Although not a household name in America, editor and writer Robert McCrum has had an enormous impact on the current state of literature. In his 20 years as Editor-in-Chief at famed British publishing house Faber & Faber, McCrum transformed a largely mediocre fiction list into a roster that included such successful and influential novelists as Peter Carey, Paul Auster, and Vikram Seth. In 1996, McCrum turned a semi-regular stint writing for the British newspaper The Observer into a fulltime position as literary editor, where he remains today. Somewhere along the line, he found the time to publish six of his own novels, co-author a best-selling history of the English language, and research and write a critically lauded biography of English humorist P.G. Wodehouse.
After graduating from Cambridge's Corpus Christi College on a history scholarship, McCrum set off across the pond with a post-graduate scholarship to the University of Pennsylvania. He earned his MA, and then left the world of academia forever, opting instead to take a one-year extended tour of America in his Buick Skylark.
Back in England, McCrum took a job as a publicity assistant at Chatto & Windus. McCrum's intelligence, charm, and competitive streak quickly put him on the map as a rising star in British publishing. In 1979, a mere two years after starting at Chatto & Windus, McCrum began his successful run at Faber and Faber.
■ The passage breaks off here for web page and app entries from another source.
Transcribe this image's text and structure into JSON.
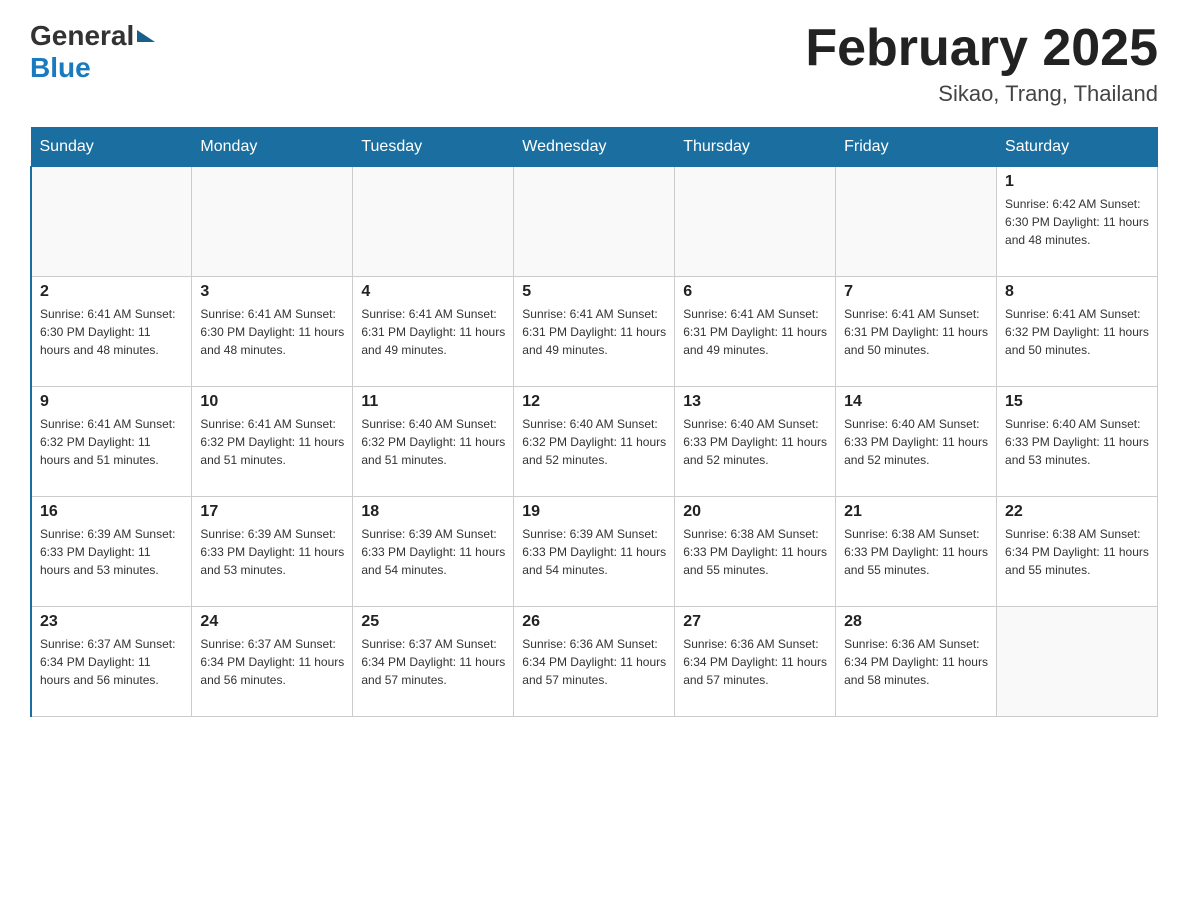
{
  "header": {
    "month_title": "February 2025",
    "location": "Sikao, Trang, Thailand",
    "logo_general": "General",
    "logo_blue": "Blue"
  },
  "days_of_week": [
    "Sunday",
    "Monday",
    "Tuesday",
    "Wednesday",
    "Thursday",
    "Friday",
    "Saturday"
  ],
  "weeks": [
    [
      {
        "day": "",
        "info": ""
      },
      {
        "day": "",
        "info": ""
      },
      {
        "day": "",
        "info": ""
      },
      {
        "day": "",
        "info": ""
      },
      {
        "day": "",
        "info": ""
      },
      {
        "day": "",
        "info": ""
      },
      {
        "day": "1",
        "info": "Sunrise: 6:42 AM\nSunset: 6:30 PM\nDaylight: 11 hours\nand 48 minutes."
      }
    ],
    [
      {
        "day": "2",
        "info": "Sunrise: 6:41 AM\nSunset: 6:30 PM\nDaylight: 11 hours\nand 48 minutes."
      },
      {
        "day": "3",
        "info": "Sunrise: 6:41 AM\nSunset: 6:30 PM\nDaylight: 11 hours\nand 48 minutes."
      },
      {
        "day": "4",
        "info": "Sunrise: 6:41 AM\nSunset: 6:31 PM\nDaylight: 11 hours\nand 49 minutes."
      },
      {
        "day": "5",
        "info": "Sunrise: 6:41 AM\nSunset: 6:31 PM\nDaylight: 11 hours\nand 49 minutes."
      },
      {
        "day": "6",
        "info": "Sunrise: 6:41 AM\nSunset: 6:31 PM\nDaylight: 11 hours\nand 49 minutes."
      },
      {
        "day": "7",
        "info": "Sunrise: 6:41 AM\nSunset: 6:31 PM\nDaylight: 11 hours\nand 50 minutes."
      },
      {
        "day": "8",
        "info": "Sunrise: 6:41 AM\nSunset: 6:32 PM\nDaylight: 11 hours\nand 50 minutes."
      }
    ],
    [
      {
        "day": "9",
        "info": "Sunrise: 6:41 AM\nSunset: 6:32 PM\nDaylight: 11 hours\nand 51 minutes."
      },
      {
        "day": "10",
        "info": "Sunrise: 6:41 AM\nSunset: 6:32 PM\nDaylight: 11 hours\nand 51 minutes."
      },
      {
        "day": "11",
        "info": "Sunrise: 6:40 AM\nSunset: 6:32 PM\nDaylight: 11 hours\nand 51 minutes."
      },
      {
        "day": "12",
        "info": "Sunrise: 6:40 AM\nSunset: 6:32 PM\nDaylight: 11 hours\nand 52 minutes."
      },
      {
        "day": "13",
        "info": "Sunrise: 6:40 AM\nSunset: 6:33 PM\nDaylight: 11 hours\nand 52 minutes."
      },
      {
        "day": "14",
        "info": "Sunrise: 6:40 AM\nSunset: 6:33 PM\nDaylight: 11 hours\nand 52 minutes."
      },
      {
        "day": "15",
        "info": "Sunrise: 6:40 AM\nSunset: 6:33 PM\nDaylight: 11 hours\nand 53 minutes."
      }
    ],
    [
      {
        "day": "16",
        "info": "Sunrise: 6:39 AM\nSunset: 6:33 PM\nDaylight: 11 hours\nand 53 minutes."
      },
      {
        "day": "17",
        "info": "Sunrise: 6:39 AM\nSunset: 6:33 PM\nDaylight: 11 hours\nand 53 minutes."
      },
      {
        "day": "18",
        "info": "Sunrise: 6:39 AM\nSunset: 6:33 PM\nDaylight: 11 hours\nand 54 minutes."
      },
      {
        "day": "19",
        "info": "Sunrise: 6:39 AM\nSunset: 6:33 PM\nDaylight: 11 hours\nand 54 minutes."
      },
      {
        "day": "20",
        "info": "Sunrise: 6:38 AM\nSunset: 6:33 PM\nDaylight: 11 hours\nand 55 minutes."
      },
      {
        "day": "21",
        "info": "Sunrise: 6:38 AM\nSunset: 6:33 PM\nDaylight: 11 hours\nand 55 minutes."
      },
      {
        "day": "22",
        "info": "Sunrise: 6:38 AM\nSunset: 6:34 PM\nDaylight: 11 hours\nand 55 minutes."
      }
    ],
    [
      {
        "day": "23",
        "info": "Sunrise: 6:37 AM\nSunset: 6:34 PM\nDaylight: 11 hours\nand 56 minutes."
      },
      {
        "day": "24",
        "info": "Sunrise: 6:37 AM\nSunset: 6:34 PM\nDaylight: 11 hours\nand 56 minutes."
      },
      {
        "day": "25",
        "info": "Sunrise: 6:37 AM\nSunset: 6:34 PM\nDaylight: 11 hours\nand 57 minutes."
      },
      {
        "day": "26",
        "info": "Sunrise: 6:36 AM\nSunset: 6:34 PM\nDaylight: 11 hours\nand 57 minutes."
      },
      {
        "day": "27",
        "info": "Sunrise: 6:36 AM\nSunset: 6:34 PM\nDaylight: 11 hours\nand 57 minutes."
      },
      {
        "day": "28",
        "info": "Sunrise: 6:36 AM\nSunset: 6:34 PM\nDaylight: 11 hours\nand 58 minutes."
      },
      {
        "day": "",
        "info": ""
      }
    ]
  ],
  "accent_color": "#1a6fa0"
}
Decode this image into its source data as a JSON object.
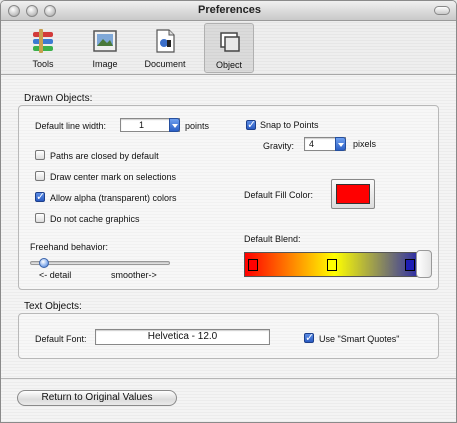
{
  "window": {
    "title": "Preferences"
  },
  "toolbar": {
    "items": [
      {
        "label": "Tools",
        "icon": "tools-icon"
      },
      {
        "label": "Image",
        "icon": "image-icon"
      },
      {
        "label": "Document",
        "icon": "document-icon"
      },
      {
        "label": "Object",
        "icon": "object-icon",
        "selected": true
      }
    ]
  },
  "drawn": {
    "title": "Drawn Objects:",
    "line_width_label": "Default line width:",
    "line_width_value": "1",
    "line_width_unit": "points",
    "snap_label": "Snap to Points",
    "snap_checked": true,
    "gravity_label": "Gravity:",
    "gravity_value": "4",
    "gravity_unit": "pixels",
    "checkboxes": [
      {
        "label": "Paths are closed by default",
        "checked": false
      },
      {
        "label": "Draw center mark on selections",
        "checked": false
      },
      {
        "label": "Allow alpha (transparent) colors",
        "checked": true
      },
      {
        "label": "Do not cache graphics",
        "checked": false
      }
    ],
    "fill_label": "Default Fill Color:",
    "fill_color": "#ff0000",
    "freehand_label": "Freehand behavior:",
    "freehand_left": "<- detail",
    "freehand_right": "smoother->",
    "freehand_level": 0.1,
    "blend_label": "Default Blend:",
    "blend_colors": [
      "#ff0000",
      "#ffff00",
      "#1e1eb4"
    ]
  },
  "text": {
    "title": "Text Objects:",
    "font_label": "Default Font:",
    "font_value": "Helvetica - 12.0",
    "smart_quotes_label": "Use \"Smart Quotes\"",
    "smart_quotes_checked": true
  },
  "footer": {
    "reset_label": "Return to Original Values"
  }
}
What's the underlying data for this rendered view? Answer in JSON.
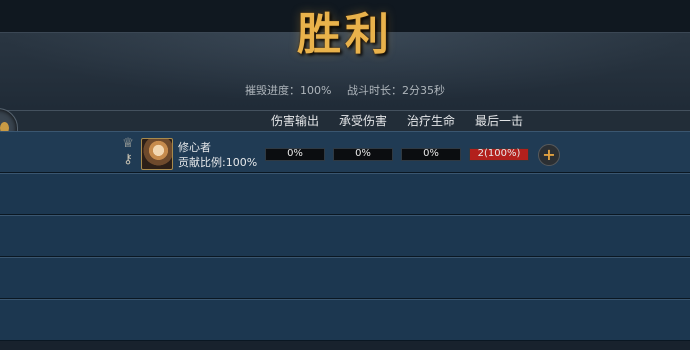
{
  "title": "胜利",
  "stats": {
    "destroy_progress": "摧毁进度：100%",
    "battle_duration": "战斗时长：2分35秒"
  },
  "columns": [
    "伤害输出",
    "承受伤害",
    "治疗生命",
    "最后一击"
  ],
  "player": {
    "name": "修心者",
    "contribution": "贡献比例:100%",
    "damage_output": "0%",
    "damage_taken": "0%",
    "healing": "0%",
    "last_hit": "2(100%)",
    "last_hit_fill": 1.0
  },
  "colors": {
    "title_gold": "#e9b24b",
    "row_blue": "#1c3750",
    "bar_red": "#b2201c"
  }
}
Never one to settle for complacency, McCrum published his first novel the following year, a thriller about the inner workings of British national intelligence called In the Secret State. His second novel, A Loss of Heart, was released in 1982. Two years after that, yet another novel, The Fabulous Englishman, was released to solid reviews and sales.
McCrum's biggest success came as co-author 1986 publication of The Story of English, which was released in tandem with a 10-part PBS documentary of the same name. McCrum's work on the series earned him an Emmy and a Peabody award, and the book became an international bestseller that still sells briskly in its 3rd revised edition.
And so McCrum's seemingly charmed life continued into the 90s. A fourth novel, Mainland, came out in 1992, and McCrum was putting the finishing touches on his next novel, Suspicion, when tragedy struck. In the summer of 1995, he awoke to find his entire left side paralyzed by a devastating stroke. Only 42 years old, McCrum's world shifted overnight. The writer's natural curiosity and need to communicate persevered, however, and in 1998 he released a critically-acclaimed memoir of his year spent in recovery entitled My Year Off.
Shortly after the publication of My Year Off, McCrum launched full-force into work on Wodehouse: A Life. Research for the biography of the famed English humorist would take him all over the world, from Wodehouse's homes in California to the German camp where he was interned during World War II to New York City. "It seems to me that you can't begin to understand someone until you see where they lived, what they saw out of the window when they woke up, and the kind of people they were living near," McCrum has said.
Four years spent traveling and reading Wodehouse's vast amounts of published and unpublished works paid off with a biography that critics have hailed as the definitive chronicle of the life of P.G. Wodehouse.
Good To Know
Some outtakes from our interview with McCrum:
"I'm a) tall b) speak English c) like a drink."
"My first job was looking after a parrot in a zoo."